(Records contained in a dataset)
+++

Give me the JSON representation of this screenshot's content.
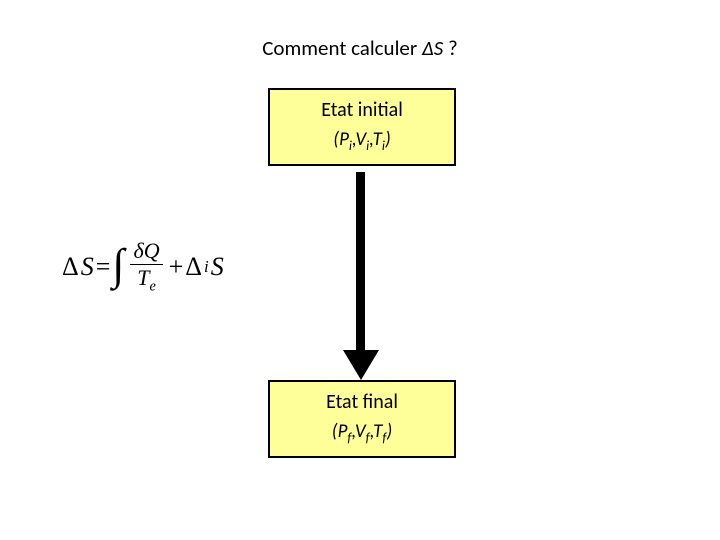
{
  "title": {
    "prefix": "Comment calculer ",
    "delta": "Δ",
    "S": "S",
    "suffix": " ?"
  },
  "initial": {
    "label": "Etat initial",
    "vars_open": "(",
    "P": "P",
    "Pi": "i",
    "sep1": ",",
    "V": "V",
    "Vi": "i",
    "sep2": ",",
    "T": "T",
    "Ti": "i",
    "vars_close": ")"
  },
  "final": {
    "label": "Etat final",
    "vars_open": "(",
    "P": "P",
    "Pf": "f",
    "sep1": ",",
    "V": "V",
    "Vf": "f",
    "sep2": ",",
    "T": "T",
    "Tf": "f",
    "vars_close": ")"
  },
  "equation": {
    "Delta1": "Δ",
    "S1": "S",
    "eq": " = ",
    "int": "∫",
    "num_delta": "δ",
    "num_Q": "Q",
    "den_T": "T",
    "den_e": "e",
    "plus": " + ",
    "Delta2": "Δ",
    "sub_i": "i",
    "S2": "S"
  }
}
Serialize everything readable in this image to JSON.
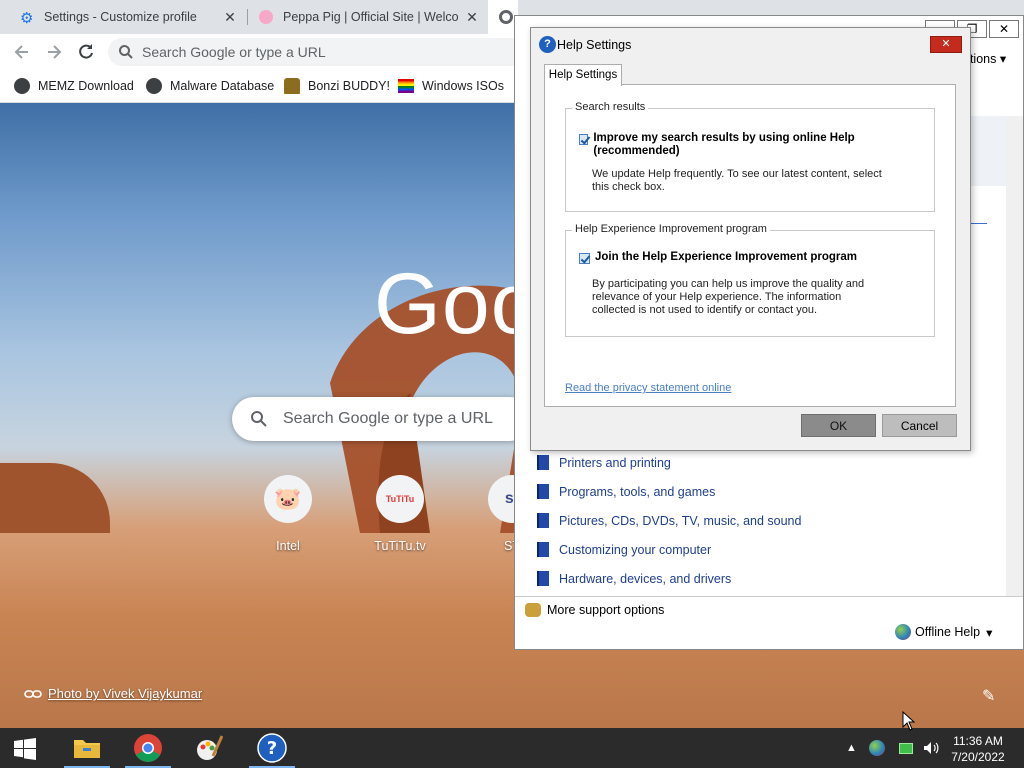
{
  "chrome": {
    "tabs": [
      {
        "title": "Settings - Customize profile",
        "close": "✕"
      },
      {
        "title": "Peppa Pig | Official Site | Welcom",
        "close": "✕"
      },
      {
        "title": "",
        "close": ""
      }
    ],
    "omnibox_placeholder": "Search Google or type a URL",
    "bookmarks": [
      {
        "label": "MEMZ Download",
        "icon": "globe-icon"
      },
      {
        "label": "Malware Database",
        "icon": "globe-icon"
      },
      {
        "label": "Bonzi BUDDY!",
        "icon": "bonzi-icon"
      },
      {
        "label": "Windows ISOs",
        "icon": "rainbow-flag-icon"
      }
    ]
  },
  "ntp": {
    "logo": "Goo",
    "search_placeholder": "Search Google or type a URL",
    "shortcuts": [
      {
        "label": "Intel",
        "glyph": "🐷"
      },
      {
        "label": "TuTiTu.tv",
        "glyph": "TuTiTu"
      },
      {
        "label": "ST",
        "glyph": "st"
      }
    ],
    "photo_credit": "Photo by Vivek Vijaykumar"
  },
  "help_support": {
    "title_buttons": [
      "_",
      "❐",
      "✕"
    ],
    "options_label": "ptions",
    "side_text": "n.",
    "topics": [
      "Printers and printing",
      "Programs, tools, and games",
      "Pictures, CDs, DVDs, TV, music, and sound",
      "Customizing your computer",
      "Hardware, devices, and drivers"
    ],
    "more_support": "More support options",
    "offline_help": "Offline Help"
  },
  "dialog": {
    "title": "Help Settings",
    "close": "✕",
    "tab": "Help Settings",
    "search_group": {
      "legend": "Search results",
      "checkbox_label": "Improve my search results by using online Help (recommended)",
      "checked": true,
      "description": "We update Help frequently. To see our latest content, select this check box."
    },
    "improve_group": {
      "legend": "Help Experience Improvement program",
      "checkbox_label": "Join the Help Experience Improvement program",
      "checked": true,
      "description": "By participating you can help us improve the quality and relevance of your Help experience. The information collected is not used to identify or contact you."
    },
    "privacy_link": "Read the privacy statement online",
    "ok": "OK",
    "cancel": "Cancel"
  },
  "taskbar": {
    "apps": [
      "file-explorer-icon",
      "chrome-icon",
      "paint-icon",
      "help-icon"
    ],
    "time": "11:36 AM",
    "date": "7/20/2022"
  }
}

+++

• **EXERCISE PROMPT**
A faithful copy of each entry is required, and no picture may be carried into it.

• **RESPONSE TO THIS TASK**
Give me the JSON representation of this screenshot's content.
{
  "title": {
    "prefix": "Comment calculer ",
    "delta": "Δ",
    "S": "S",
    "suffix": " ?"
  },
  "initial": {
    "label": "Etat initial",
    "vars_open": "(",
    "P": "P",
    "Pi": "i",
    "sep1": ",",
    "V": "V",
    "Vi": "i",
    "sep2": ",",
    "T": "T",
    "Ti": "i",
    "vars_close": ")"
  },
  "final": {
    "label": "Etat final",
    "vars_open": "(",
    "P": "P",
    "Pf": "f",
    "sep1": ",",
    "V": "V",
    "Vf": "f",
    "sep2": ",",
    "T": "T",
    "Tf": "f",
    "vars_close": ")"
  },
  "equation": {
    "Delta1": "Δ",
    "S1": "S",
    "eq": " = ",
    "int": "∫",
    "num_delta": "δ",
    "num_Q": "Q",
    "den_T": "T",
    "den_e": "e",
    "plus": " + ",
    "Delta2": "Δ",
    "sub_i": "i",
    "S2": "S"
  }
}
Serialize everything readable in this image to JSON.
{
  "chrome": {
    "tabs": [
      {
        "title": "Settings - Customize profile",
        "close": "✕"
      },
      {
        "title": "Peppa Pig | Official Site | Welcom",
        "close": "✕"
      },
      {
        "title": "",
        "close": ""
      }
    ],
    "omnibox_placeholder": "Search Google or type a URL",
    "bookmarks": [
      {
        "label": "MEMZ Download",
        "icon": "globe-icon"
      },
      {
        "label": "Malware Database",
        "icon": "globe-icon"
      },
      {
        "label": "Bonzi BUDDY!",
        "icon": "bonzi-icon"
      },
      {
        "label": "Windows ISOs",
        "icon": "rainbow-flag-icon"
      }
    ]
  },
  "ntp": {
    "logo": "Goo",
    "search_placeholder": "Search Google or type a URL",
    "shortcuts": [
      {
        "label": "Intel",
        "glyph": "🐷"
      },
      {
        "label": "TuTiTu.tv",
        "glyph": "TuTiTu"
      },
      {
        "label": "ST",
        "glyph": "st"
      }
    ],
    "photo_credit": "Photo by Vivek Vijaykumar"
  },
  "help_support": {
    "title_buttons": [
      "_",
      "❐",
      "✕"
    ],
    "options_label": "ptions",
    "side_text": "n.",
    "topics": [
      "Printers and printing",
      "Programs, tools, and games",
      "Pictures, CDs, DVDs, TV, music, and sound",
      "Customizing your computer",
      "Hardware, devices, and drivers"
    ],
    "more_support": "More support options",
    "offline_help": "Offline Help"
  },
  "dialog": {
    "title": "Help Settings",
    "close": "✕",
    "tab": "Help Settings",
    "search_group": {
      "legend": "Search results",
      "checkbox_label": "Improve my search results by using online Help (recommended)",
      "checked": true,
      "description": "We update Help frequently. To see our latest content, select this check box."
    },
    "improve_group": {
      "legend": "Help Experience Improvement program",
      "checkbox_label": "Join the Help Experience Improvement program",
      "checked": true,
      "description": "By participating you can help us improve the quality and relevance of your Help experience. The information collected is not used to identify or contact you."
    },
    "privacy_link": "Read the privacy statement online",
    "ok": "OK",
    "cancel": "Cancel"
  },
  "taskbar": {
    "apps": [
      "file-explorer-icon",
      "chrome-icon",
      "paint-icon",
      "help-icon"
    ],
    "time": "11:36 AM",
    "date": "7/20/2022"
  }
}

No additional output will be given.